Element data from apps and pages
=== Section Start ===

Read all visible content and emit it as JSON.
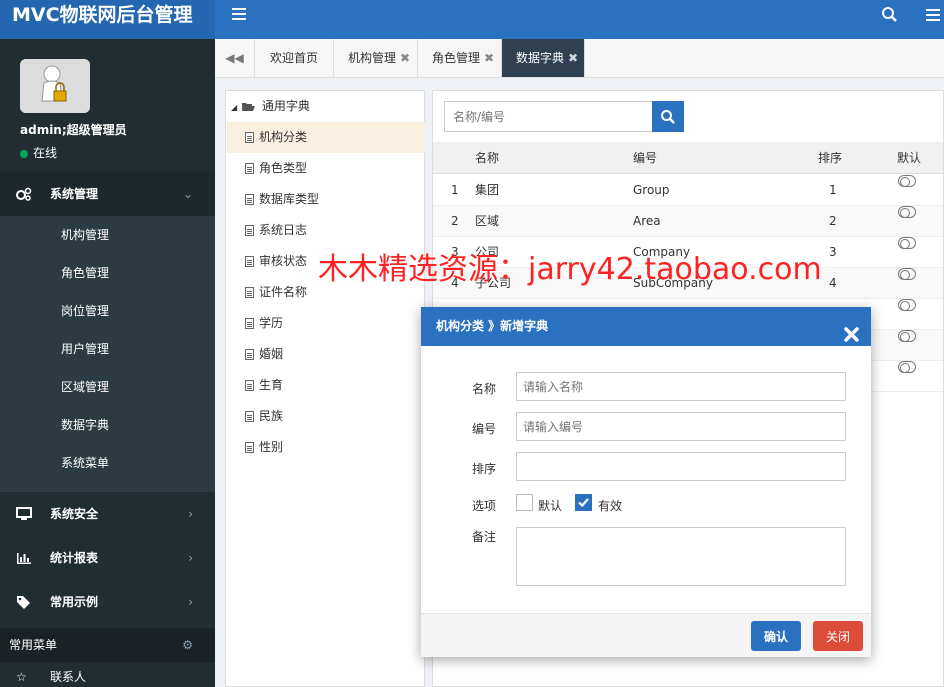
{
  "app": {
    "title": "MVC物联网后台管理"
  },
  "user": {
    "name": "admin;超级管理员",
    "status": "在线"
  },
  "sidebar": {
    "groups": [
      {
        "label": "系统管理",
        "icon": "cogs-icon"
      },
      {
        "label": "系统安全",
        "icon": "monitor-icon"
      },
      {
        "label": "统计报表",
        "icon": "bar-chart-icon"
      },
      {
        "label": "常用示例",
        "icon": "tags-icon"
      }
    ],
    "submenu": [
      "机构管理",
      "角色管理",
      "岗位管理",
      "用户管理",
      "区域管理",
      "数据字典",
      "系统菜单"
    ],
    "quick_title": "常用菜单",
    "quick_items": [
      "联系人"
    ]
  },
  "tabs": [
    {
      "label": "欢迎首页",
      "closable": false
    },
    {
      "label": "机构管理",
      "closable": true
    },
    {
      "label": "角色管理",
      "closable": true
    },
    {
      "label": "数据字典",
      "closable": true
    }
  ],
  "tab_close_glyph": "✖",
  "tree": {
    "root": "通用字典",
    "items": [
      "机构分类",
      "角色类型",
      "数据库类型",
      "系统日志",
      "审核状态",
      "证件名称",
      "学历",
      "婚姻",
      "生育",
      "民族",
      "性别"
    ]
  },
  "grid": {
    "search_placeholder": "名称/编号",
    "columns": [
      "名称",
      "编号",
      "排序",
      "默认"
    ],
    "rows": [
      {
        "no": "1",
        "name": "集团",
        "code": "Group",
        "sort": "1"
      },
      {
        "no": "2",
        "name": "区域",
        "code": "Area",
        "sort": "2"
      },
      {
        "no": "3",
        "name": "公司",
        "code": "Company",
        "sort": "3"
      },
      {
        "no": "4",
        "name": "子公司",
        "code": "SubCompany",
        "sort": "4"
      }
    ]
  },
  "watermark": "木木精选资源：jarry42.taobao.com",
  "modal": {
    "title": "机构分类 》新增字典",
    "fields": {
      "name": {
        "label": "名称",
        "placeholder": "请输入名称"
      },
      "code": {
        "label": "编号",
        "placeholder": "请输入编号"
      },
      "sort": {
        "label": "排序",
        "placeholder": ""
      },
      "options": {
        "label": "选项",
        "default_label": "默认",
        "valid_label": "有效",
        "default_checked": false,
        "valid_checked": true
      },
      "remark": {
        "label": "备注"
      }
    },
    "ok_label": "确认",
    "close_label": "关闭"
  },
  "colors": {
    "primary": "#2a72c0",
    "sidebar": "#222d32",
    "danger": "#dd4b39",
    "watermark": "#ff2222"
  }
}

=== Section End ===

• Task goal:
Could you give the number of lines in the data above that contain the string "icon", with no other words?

• Result for this task:
4